Entries from a dataset of interfaces
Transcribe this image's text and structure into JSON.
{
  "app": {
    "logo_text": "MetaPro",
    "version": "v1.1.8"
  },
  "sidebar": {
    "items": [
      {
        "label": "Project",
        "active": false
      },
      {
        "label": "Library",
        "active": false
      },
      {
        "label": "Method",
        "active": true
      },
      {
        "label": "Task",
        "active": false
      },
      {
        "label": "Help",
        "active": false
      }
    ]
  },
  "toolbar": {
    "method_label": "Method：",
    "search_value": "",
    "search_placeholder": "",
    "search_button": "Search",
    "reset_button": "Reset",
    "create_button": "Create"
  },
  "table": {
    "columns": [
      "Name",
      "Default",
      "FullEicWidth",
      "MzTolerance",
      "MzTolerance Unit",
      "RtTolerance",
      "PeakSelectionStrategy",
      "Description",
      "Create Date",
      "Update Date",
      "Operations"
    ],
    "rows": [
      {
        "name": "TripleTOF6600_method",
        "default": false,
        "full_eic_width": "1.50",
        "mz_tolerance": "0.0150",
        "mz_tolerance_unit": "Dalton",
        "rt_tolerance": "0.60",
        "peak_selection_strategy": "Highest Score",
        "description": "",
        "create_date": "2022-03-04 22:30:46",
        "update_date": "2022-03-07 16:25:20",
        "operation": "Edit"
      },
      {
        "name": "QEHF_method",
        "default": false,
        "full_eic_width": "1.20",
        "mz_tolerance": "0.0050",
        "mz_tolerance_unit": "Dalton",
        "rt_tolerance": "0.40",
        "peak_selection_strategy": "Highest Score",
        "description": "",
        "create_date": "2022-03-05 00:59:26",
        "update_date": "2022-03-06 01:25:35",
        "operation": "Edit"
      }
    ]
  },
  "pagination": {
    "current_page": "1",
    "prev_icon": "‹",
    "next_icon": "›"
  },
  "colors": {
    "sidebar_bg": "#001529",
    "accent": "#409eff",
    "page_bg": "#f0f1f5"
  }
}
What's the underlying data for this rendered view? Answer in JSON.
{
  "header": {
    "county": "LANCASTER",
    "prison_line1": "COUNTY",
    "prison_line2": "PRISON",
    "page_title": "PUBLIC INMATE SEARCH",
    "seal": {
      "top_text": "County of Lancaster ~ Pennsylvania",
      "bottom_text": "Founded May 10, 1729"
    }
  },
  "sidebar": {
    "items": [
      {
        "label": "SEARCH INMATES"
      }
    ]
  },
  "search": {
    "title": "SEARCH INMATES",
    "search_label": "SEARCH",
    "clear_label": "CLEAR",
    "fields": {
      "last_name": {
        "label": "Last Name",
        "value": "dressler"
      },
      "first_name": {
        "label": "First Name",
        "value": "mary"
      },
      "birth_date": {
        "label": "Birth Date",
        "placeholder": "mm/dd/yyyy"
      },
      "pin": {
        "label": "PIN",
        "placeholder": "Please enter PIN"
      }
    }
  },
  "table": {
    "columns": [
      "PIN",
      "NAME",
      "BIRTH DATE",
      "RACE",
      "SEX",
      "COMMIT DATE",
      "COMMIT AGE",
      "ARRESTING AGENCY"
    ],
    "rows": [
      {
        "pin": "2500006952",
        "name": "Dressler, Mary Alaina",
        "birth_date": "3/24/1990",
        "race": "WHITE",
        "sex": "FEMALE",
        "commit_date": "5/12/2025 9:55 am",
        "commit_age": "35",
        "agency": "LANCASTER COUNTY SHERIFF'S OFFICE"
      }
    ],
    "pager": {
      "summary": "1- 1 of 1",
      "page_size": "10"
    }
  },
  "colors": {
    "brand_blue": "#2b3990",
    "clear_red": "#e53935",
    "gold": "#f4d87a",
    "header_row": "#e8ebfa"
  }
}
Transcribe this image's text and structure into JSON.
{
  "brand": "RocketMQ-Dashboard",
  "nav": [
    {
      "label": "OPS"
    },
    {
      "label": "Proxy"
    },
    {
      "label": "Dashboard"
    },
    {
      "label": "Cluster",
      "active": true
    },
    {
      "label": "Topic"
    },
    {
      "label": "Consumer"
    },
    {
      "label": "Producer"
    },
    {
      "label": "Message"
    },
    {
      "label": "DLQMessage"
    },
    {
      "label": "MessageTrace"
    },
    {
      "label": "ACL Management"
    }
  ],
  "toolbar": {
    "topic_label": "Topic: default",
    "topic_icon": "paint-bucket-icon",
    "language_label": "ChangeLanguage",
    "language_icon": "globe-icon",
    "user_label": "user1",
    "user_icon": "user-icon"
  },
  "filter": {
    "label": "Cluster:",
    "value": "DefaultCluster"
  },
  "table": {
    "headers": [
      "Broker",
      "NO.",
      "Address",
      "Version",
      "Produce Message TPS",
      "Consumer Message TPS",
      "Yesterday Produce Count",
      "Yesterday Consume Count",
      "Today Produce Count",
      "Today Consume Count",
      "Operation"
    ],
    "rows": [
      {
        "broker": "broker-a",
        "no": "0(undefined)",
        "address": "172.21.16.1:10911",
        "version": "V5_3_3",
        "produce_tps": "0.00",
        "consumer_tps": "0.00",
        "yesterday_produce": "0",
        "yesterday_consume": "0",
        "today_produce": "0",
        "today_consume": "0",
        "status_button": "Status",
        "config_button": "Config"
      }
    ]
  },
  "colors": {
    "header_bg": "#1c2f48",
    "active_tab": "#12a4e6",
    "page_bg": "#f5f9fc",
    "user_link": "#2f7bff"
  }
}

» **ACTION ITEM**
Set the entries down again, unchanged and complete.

» **EXPECTED ANSWER**
Transcribe this image's text and structure into JSON.
{
  "app": {
    "logo_text": "MetaPro",
    "version": "v1.1.8"
  },
  "sidebar": {
    "items": [
      {
        "label": "Project",
        "active": false
      },
      {
        "label": "Library",
        "active": false
      },
      {
        "label": "Method",
        "active": true
      },
      {
        "label": "Task",
        "active": false
      },
      {
        "label": "Help",
        "active": false
      }
    ]
  },
  "toolbar": {
    "method_label": "Method：",
    "search_value": "",
    "search_placeholder": "",
    "search_button": "Search",
    "reset_button": "Reset",
    "create_button": "Create"
  },
  "table": {
    "columns": [
      "Name",
      "Default",
      "FullEicWidth",
      "MzTolerance",
      "MzTolerance Unit",
      "RtTolerance",
      "PeakSelectionStrategy",
      "Description",
      "Create Date",
      "Update Date",
      "Operations"
    ],
    "rows": [
      {
        "name": "TripleTOF6600_method",
        "default": false,
        "full_eic_width": "1.50",
        "mz_tolerance": "0.0150",
        "mz_tolerance_unit": "Dalton",
        "rt_tolerance": "0.60",
        "peak_selection_strategy": "Highest Score",
        "description": "",
        "create_date": "2022-03-04 22:30:46",
        "update_date": "2022-03-07 16:25:20",
        "operation": "Edit"
      },
      {
        "name": "QEHF_method",
        "default": false,
        "full_eic_width": "1.20",
        "mz_tolerance": "0.0050",
        "mz_tolerance_unit": "Dalton",
        "rt_tolerance": "0.40",
        "peak_selection_strategy": "Highest Score",
        "description": "",
        "create_date": "2022-03-05 00:59:26",
        "update_date": "2022-03-06 01:25:35",
        "operation": "Edit"
      }
    ]
  },
  "pagination": {
    "current_page": "1",
    "prev_icon": "‹",
    "next_icon": "›"
  },
  "colors": {
    "sidebar_bg": "#001529",
    "accent": "#409eff",
    "page_bg": "#f0f1f5"
  }
}
What's the underlying data for this rendered view? Answer in JSON.
{
  "header": {
    "county": "LANCASTER",
    "prison_line1": "COUNTY",
    "prison_line2": "PRISON",
    "page_title": "PUBLIC INMATE SEARCH",
    "seal": {
      "top_text": "County of Lancaster ~ Pennsylvania",
      "bottom_text": "Founded May 10, 1729"
    }
  },
  "sidebar": {
    "items": [
      {
        "label": "SEARCH INMATES"
      }
    ]
  },
  "search": {
    "title": "SEARCH INMATES",
    "search_label": "SEARCH",
    "clear_label": "CLEAR",
    "fields": {
      "last_name": {
        "label": "Last Name",
        "value": "dressler"
      },
      "first_name": {
        "label": "First Name",
        "value": "mary"
      },
      "birth_date": {
        "label": "Birth Date",
        "placeholder": "mm/dd/yyyy"
      },
      "pin": {
        "label": "PIN",
        "placeholder": "Please enter PIN"
      }
    }
  },
  "table": {
    "columns": [
      "PIN",
      "NAME",
      "BIRTH DATE",
      "RACE",
      "SEX",
      "COMMIT DATE",
      "COMMIT AGE",
      "ARRESTING AGENCY"
    ],
    "rows": [
      {
        "pin": "2500006952",
        "name": "Dressler, Mary Alaina",
        "birth_date": "3/24/1990",
        "race": "WHITE",
        "sex": "FEMALE",
        "commit_date": "5/12/2025 9:55 am",
        "commit_age": "35",
        "agency": "LANCASTER COUNTY SHERIFF'S OFFICE"
      }
    ],
    "pager": {
      "summary": "1- 1 of 1",
      "page_size": "10"
    }
  },
  "colors": {
    "brand_blue": "#2b3990",
    "clear_red": "#e53935",
    "gold": "#f4d87a",
    "header_row": "#e8ebfa"
  }
}
Transcribe this image's text and structure into JSON.
{
  "brand": "RocketMQ-Dashboard",
  "nav": [
    {
      "label": "OPS"
    },
    {
      "label": "Proxy"
    },
    {
      "label": "Dashboard"
    },
    {
      "label": "Cluster",
      "active": true
    },
    {
      "label": "Topic"
    },
    {
      "label": "Consumer"
    },
    {
      "label": "Producer"
    },
    {
      "label": "Message"
    },
    {
      "label": "DLQMessage"
    },
    {
      "label": "MessageTrace"
    },
    {
      "label": "ACL Management"
    }
  ],
  "toolbar": {
    "topic_label": "Topic: default",
    "topic_icon": "paint-bucket-icon",
    "language_label": "ChangeLanguage",
    "language_icon": "globe-icon",
    "user_label": "user1",
    "user_icon": "user-icon"
  },
  "filter": {
    "label": "Cluster:",
    "value": "DefaultCluster"
  },
  "table": {
    "headers": [
      "Broker",
      "NO.",
      "Address",
      "Version",
      "Produce Message TPS",
      "Consumer Message TPS",
      "Yesterday Produce Count",
      "Yesterday Consume Count",
      "Today Produce Count",
      "Today Consume Count",
      "Operation"
    ],
    "rows": [
      {
        "broker": "broker-a",
        "no": "0(undefined)",
        "address": "172.21.16.1:10911",
        "version": "V5_3_3",
        "produce_tps": "0.00",
        "consumer_tps": "0.00",
        "yesterday_produce": "0",
        "yesterday_consume": "0",
        "today_produce": "0",
        "today_consume": "0",
        "status_button": "Status",
        "config_button": "Config"
      }
    ]
  },
  "colors": {
    "header_bg": "#1c2f48",
    "active_tab": "#12a4e6",
    "page_bg": "#f5f9fc",
    "user_link": "#2f7bff"
  }
}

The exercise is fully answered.